## AIM OF THE EXERCISE
Return the entire listing, character for character.

*** Begin section ***

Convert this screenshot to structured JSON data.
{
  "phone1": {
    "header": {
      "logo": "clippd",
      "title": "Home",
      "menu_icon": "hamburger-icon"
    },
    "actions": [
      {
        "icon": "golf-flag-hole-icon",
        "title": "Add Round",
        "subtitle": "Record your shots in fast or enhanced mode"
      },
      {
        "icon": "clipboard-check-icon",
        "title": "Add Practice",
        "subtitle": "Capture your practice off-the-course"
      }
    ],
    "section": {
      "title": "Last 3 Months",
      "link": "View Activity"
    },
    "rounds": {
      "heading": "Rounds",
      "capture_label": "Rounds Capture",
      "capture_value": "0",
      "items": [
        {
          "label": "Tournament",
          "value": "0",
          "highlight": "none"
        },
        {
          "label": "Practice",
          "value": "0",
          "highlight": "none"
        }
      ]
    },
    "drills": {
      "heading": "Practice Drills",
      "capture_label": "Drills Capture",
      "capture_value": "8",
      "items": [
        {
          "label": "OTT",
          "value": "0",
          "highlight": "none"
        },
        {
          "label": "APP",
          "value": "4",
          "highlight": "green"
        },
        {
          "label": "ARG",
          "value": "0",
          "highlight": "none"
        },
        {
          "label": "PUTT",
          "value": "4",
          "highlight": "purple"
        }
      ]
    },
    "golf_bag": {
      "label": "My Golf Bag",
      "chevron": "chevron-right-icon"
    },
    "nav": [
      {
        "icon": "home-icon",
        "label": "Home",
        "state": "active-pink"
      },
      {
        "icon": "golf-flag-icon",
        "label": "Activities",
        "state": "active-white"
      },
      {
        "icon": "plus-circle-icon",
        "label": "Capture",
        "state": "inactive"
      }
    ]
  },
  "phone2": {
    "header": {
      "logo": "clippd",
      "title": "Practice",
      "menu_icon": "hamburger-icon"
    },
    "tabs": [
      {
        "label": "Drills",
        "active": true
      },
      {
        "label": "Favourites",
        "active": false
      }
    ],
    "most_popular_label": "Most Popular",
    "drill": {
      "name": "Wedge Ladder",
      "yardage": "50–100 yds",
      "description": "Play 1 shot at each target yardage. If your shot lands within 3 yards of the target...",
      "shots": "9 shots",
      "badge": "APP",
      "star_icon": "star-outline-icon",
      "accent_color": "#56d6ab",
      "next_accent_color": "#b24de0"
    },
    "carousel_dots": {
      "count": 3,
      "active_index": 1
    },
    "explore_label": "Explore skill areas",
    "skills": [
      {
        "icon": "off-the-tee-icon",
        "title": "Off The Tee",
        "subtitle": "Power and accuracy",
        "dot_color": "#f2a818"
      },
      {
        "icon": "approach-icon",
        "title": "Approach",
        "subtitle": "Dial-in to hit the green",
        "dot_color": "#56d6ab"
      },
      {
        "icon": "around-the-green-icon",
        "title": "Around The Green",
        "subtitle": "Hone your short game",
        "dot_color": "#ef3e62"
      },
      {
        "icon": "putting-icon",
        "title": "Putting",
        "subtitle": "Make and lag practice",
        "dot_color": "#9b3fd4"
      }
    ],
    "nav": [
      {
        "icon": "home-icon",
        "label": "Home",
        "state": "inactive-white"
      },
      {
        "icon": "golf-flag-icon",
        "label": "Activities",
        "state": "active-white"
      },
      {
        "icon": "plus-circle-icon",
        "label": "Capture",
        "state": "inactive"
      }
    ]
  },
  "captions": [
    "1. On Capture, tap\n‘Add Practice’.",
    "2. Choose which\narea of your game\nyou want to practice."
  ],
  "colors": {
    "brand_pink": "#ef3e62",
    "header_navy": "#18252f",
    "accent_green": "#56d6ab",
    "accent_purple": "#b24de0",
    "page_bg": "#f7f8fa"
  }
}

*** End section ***

## ANSWER FOR THIS EXERCISE
Convert this screenshot to structured JSON data.
{
  "phone1": {
    "header": {
      "logo": "clippd",
      "title": "Home",
      "menu_icon": "hamburger-icon"
    },
    "actions": [
      {
        "icon": "golf-flag-hole-icon",
        "title": "Add Round",
        "subtitle": "Record your shots in fast or enhanced mode"
      },
      {
        "icon": "clipboard-check-icon",
        "title": "Add Practice",
        "subtitle": "Capture your practice off-the-course"
      }
    ],
    "section": {
      "title": "Last 3 Months",
      "link": "View Activity"
    },
    "rounds": {
      "heading": "Rounds",
      "capture_label": "Rounds Capture",
      "capture_value": "0",
      "items": [
        {
          "label": "Tournament",
          "value": "0",
          "highlight": "none"
        },
        {
          "label": "Practice",
          "value": "0",
          "highlight": "none"
        }
      ]
    },
    "drills": {
      "heading": "Practice Drills",
      "capture_label": "Drills Capture",
      "capture_value": "8",
      "items": [
        {
          "label": "OTT",
          "value": "0",
          "highlight": "none"
        },
        {
          "label": "APP",
          "value": "4",
          "highlight": "green"
        },
        {
          "label": "ARG",
          "value": "0",
          "highlight": "none"
        },
        {
          "label": "PUTT",
          "value": "4",
          "highlight": "purple"
        }
      ]
    },
    "golf_bag": {
      "label": "My Golf Bag",
      "chevron": "chevron-right-icon"
    },
    "nav": [
      {
        "icon": "home-icon",
        "label": "Home",
        "state": "active-pink"
      },
      {
        "icon": "golf-flag-icon",
        "label": "Activities",
        "state": "active-white"
      },
      {
        "icon": "plus-circle-icon",
        "label": "Capture",
        "state": "inactive"
      }
    ]
  },
  "phone2": {
    "header": {
      "logo": "clippd",
      "title": "Practice",
      "menu_icon": "hamburger-icon"
    },
    "tabs": [
      {
        "label": "Drills",
        "active": true
      },
      {
        "label": "Favourites",
        "active": false
      }
    ],
    "most_popular_label": "Most Popular",
    "drill": {
      "name": "Wedge Ladder",
      "yardage": "50–100 yds",
      "description": "Play 1 shot at each target yardage. If your shot lands within 3 yards of the target...",
      "shots": "9 shots",
      "badge": "APP",
      "star_icon": "star-outline-icon",
      "accent_color": "#56d6ab",
      "next_accent_color": "#b24de0"
    },
    "carousel_dots": {
      "count": 3,
      "active_index": 1
    },
    "explore_label": "Explore skill areas",
    "skills": [
      {
        "icon": "off-the-tee-icon",
        "title": "Off The Tee",
        "subtitle": "Power and accuracy",
        "dot_color": "#f2a818"
      },
      {
        "icon": "approach-icon",
        "title": "Approach",
        "subtitle": "Dial-in to hit the green",
        "dot_color": "#56d6ab"
      },
      {
        "icon": "around-the-green-icon",
        "title": "Around The Green",
        "subtitle": "Hone your short game",
        "dot_color": "#ef3e62"
      },
      {
        "icon": "putting-icon",
        "title": "Putting",
        "subtitle": "Make and lag practice",
        "dot_color": "#9b3fd4"
      }
    ],
    "nav": [
      {
        "icon": "home-icon",
        "label": "Home",
        "state": "inactive-white"
      },
      {
        "icon": "golf-flag-icon",
        "label": "Activities",
        "state": "active-white"
      },
      {
        "icon": "plus-circle-icon",
        "label": "Capture",
        "state": "inactive"
      }
    ]
  },
  "captions": [
    "1. On Capture, tap\n‘Add Practice’.",
    "2. Choose which\narea of your game\nyou want to practice."
  ],
  "colors": {
    "brand_pink": "#ef3e62",
    "header_navy": "#18252f",
    "accent_green": "#56d6ab",
    "accent_purple": "#b24de0",
    "page_bg": "#f7f8fa"
  }
}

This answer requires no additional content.